Return to the Lord your God. Return to community. Return to yourself.
We are so deeply disconnected. In spite of these magic boxes we carry with us that keep us up to date on all of the things, we are left feeling isolated and alone. We are disconnected from ourselves, from our very bodies, from one another, and from God. Our rates of depression and anxiety are climbing ever higher, especially among the generations that were raised with these little (theoretical) connection machines.
This is because, we crave connection. As Brene Brown writes, we are built for it: connection with self, connection with others and connection with God. This is how God made us. God made us for relationship.
Yet so much of what we do as church doesn’t do much to genuinely connect us with much of anything. Within our churches, with our beautiful rites, shared values (again, theoretical) and potential instant community loneliness is alive and well. Perhaps this is because we perform faith instead of living it, keeping ourselves and others from connection and belonging.
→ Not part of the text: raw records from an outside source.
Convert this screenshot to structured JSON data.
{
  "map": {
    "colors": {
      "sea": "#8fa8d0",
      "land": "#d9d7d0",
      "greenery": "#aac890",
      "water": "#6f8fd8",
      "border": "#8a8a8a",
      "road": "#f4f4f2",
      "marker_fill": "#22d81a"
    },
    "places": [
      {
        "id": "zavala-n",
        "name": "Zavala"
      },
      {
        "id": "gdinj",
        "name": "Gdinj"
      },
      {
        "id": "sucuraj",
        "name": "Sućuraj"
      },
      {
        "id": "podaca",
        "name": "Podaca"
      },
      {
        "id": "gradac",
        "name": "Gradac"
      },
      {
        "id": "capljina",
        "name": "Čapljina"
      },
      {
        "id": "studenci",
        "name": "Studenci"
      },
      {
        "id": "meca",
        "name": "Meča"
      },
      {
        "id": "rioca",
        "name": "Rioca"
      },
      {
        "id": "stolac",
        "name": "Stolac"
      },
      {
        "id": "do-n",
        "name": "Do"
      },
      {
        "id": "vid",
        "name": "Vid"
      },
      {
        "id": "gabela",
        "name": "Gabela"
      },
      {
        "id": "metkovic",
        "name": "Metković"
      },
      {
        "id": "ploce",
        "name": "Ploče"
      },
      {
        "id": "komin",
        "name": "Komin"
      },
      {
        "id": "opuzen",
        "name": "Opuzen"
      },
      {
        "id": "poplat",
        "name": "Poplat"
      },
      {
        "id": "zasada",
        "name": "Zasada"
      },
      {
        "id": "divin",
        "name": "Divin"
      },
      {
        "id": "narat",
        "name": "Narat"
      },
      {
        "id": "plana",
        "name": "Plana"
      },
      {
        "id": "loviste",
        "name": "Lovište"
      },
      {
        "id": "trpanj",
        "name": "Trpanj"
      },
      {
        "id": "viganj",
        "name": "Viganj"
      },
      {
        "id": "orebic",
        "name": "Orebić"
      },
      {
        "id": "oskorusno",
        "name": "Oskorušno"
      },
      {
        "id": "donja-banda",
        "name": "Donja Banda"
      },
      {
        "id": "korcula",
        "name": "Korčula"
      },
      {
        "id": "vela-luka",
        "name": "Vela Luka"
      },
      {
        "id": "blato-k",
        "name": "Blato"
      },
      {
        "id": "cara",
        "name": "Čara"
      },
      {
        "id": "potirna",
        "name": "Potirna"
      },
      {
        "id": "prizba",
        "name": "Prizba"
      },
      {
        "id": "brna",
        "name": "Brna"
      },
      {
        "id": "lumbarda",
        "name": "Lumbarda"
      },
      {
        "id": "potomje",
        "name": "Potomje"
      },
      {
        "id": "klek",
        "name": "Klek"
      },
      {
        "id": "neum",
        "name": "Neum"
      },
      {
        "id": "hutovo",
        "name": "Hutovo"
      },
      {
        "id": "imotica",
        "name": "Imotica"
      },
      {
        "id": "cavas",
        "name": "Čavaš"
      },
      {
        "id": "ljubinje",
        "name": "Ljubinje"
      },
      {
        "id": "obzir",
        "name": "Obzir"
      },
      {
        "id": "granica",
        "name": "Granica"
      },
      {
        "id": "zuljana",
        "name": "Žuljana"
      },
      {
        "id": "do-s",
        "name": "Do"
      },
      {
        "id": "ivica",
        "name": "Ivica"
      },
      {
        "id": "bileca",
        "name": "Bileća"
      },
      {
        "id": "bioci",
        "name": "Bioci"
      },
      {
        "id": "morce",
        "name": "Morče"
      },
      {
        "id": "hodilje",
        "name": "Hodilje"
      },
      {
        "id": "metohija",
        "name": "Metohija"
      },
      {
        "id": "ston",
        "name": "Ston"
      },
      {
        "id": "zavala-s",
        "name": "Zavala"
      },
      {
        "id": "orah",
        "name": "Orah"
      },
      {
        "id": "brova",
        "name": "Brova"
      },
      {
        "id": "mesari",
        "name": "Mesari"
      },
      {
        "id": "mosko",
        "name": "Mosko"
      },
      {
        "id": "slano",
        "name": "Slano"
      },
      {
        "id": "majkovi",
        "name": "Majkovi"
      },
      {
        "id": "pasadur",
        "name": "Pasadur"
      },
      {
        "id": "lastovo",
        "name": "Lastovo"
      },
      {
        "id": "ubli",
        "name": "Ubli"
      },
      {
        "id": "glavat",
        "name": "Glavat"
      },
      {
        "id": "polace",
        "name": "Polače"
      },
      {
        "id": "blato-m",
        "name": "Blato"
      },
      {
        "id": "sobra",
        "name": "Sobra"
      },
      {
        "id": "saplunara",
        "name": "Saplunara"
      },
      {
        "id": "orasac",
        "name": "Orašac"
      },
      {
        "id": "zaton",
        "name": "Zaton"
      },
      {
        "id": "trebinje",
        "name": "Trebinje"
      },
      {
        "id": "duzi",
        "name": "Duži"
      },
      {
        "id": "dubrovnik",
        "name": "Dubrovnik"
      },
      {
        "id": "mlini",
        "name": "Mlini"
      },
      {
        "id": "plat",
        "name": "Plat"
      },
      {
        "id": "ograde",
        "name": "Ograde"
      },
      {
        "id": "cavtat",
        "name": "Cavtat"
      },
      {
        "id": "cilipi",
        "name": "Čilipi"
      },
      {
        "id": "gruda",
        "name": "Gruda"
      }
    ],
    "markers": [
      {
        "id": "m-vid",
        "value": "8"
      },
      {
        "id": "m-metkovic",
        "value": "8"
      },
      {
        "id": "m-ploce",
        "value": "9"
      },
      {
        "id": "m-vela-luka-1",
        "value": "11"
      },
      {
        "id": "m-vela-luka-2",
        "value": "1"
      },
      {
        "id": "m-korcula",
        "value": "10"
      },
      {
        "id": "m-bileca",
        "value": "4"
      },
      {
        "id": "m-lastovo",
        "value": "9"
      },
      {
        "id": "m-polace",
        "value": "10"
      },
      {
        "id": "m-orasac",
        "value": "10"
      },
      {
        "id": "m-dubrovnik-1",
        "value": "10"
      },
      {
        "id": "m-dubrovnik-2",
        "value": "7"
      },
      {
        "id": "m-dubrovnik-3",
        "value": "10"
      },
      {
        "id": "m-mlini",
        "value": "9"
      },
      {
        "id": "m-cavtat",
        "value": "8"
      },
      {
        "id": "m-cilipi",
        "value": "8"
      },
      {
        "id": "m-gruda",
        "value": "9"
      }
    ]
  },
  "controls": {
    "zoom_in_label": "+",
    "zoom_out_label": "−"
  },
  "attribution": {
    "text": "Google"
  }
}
We say the “right” prayers, do the “right” rituals, hell, many of us practice the rite of communion and yet we lack community. Perhaps this is because we have been taught to bring out best selves to church, which for most of us turns out to be our fake selves. The selves that are great! Just fine, thank you! The selves that know all of the right words to say to keep others at arms length and never let on that we are all fucked up inside. We have created communities where we teach people to fit in instead of creating space where people -- all people -- can truly belong.
Perhaps this is what Jesus is talking about when he says to not pray in public, to not show how hard our fasting really is, to not celebrate or bemoan the works of our faith in front of others. Like the prophet Isaiah before him, Jesus is telling us to not merely perform faith, but to live it. He is encouraging us to real faith practice, to real community, to truly engage in these things that bring us into relationship with God, ourselves, and one another.
Somehow our lenten practice of repentance has turned into self-punishment disguised as self-betterment. We give up chocolate, soda, and other things we love and turn lent into a way to diet or give up “bad” habits and do this completely divorced from any sort of self-reflection or reconnection to self, God or our neighbor. We have made dieting religious, and encourage shame and unhealthy views of the body which is the OPPOSITE of or the point of penitence. Penitence is asking for forgiveness and, through that, having our relationships restored. Repentance is about reconnection.
Can our Lenten practice be reconnection? Isn’t that the goal of repentance, to turn away from the things that keep us from God? Can we commit to a radical change in which we bring our full selves to church? To the foot of the cross? Can we spend 40 days sitting in quiet meditation, facing our shit so that we can work on it and heal the wounds that we take out on others because we refuse to admit they are there? So much of the hate and anger that shouts so loudly in our world today is the result of fear and wounds that we don’t want to look at because it hurts too much. Instead, we lash out at those around us who we perceive to be the cause of our fear and pain, hurting other because the pain inside of us is deep and real and has nowhere to go but out. Can we re-learn how to hear God speaking to us through the white noise of everyday life? Can we commit to learning how to recognize that God lives within us, that we are beautiful, beloved children of God and so is everyone else?
Each Lent, I ask myself and my students, “What is getting in the way of your relationship with God, self or neighbor?” Fast from that. Get rid of that in your life. Take up a practice that reconnects you with the love of God. Give up negative self talk, give up gossip, give up that need to show up “perfect” everywhere you go. Let go of the need to be “fine” and live your truth. Show up to church as the beautiful, beloved hot mess you are and create space for others to do the same. Look inside yourself at the ugly parts -- the racism, sexism, homophobia, prejudice, anger, pain and fear that fester and work towards healing yourself and the world. Pick up books or subscribe to podcasts that introduce you to stories that are wildly different from your own. Engage scripture. Engage your heart. Swim in the depths of God’s love and let it break you so, with the help of Jesus Christ and your neighbors you can put yourself back together again. Go to therapy. Practice radical self-love.
That’s the kind of Lent that God asks for. That’s the kind of Lent that will bring about true healing and work towards the kindom we were designed for.
The blog space is where we'll cover things: why we're using a specific focus during a season, to discuss liturgy, and random things that don't quite fit elsewhere.